Exercise instructions
Looking at the data below, how many lines include the word "name"? Respond with the number only.

Entries taken from a collection:
===
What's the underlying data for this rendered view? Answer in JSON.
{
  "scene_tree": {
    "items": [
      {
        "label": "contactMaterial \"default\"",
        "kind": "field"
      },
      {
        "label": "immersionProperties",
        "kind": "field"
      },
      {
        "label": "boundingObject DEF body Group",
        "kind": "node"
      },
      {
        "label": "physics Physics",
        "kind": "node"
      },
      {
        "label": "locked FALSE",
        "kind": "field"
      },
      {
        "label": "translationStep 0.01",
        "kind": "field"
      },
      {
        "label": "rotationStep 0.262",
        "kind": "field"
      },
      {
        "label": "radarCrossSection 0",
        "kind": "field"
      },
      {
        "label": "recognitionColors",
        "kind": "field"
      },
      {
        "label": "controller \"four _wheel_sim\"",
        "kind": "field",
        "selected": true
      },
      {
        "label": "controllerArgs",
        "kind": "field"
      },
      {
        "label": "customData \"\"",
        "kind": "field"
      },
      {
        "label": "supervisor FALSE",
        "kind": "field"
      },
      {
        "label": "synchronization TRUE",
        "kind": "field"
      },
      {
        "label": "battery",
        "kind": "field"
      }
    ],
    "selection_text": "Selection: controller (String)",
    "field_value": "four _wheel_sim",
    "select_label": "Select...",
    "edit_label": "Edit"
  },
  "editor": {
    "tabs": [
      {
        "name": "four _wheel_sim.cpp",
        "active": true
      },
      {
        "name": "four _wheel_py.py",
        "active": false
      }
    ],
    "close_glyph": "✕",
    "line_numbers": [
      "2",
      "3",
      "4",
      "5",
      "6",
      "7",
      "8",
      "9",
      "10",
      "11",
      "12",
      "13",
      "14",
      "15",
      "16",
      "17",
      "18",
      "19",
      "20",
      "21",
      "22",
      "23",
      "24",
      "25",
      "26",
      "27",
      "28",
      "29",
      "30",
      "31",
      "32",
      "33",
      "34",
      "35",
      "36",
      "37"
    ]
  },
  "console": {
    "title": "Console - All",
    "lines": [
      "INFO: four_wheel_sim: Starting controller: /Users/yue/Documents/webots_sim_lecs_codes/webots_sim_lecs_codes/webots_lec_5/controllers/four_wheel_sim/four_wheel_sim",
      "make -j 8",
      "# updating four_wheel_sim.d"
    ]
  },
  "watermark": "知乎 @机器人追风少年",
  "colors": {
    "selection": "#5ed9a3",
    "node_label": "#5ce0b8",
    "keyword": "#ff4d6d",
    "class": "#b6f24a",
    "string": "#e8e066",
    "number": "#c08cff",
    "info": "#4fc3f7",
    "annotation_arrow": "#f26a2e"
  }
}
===
Your response
2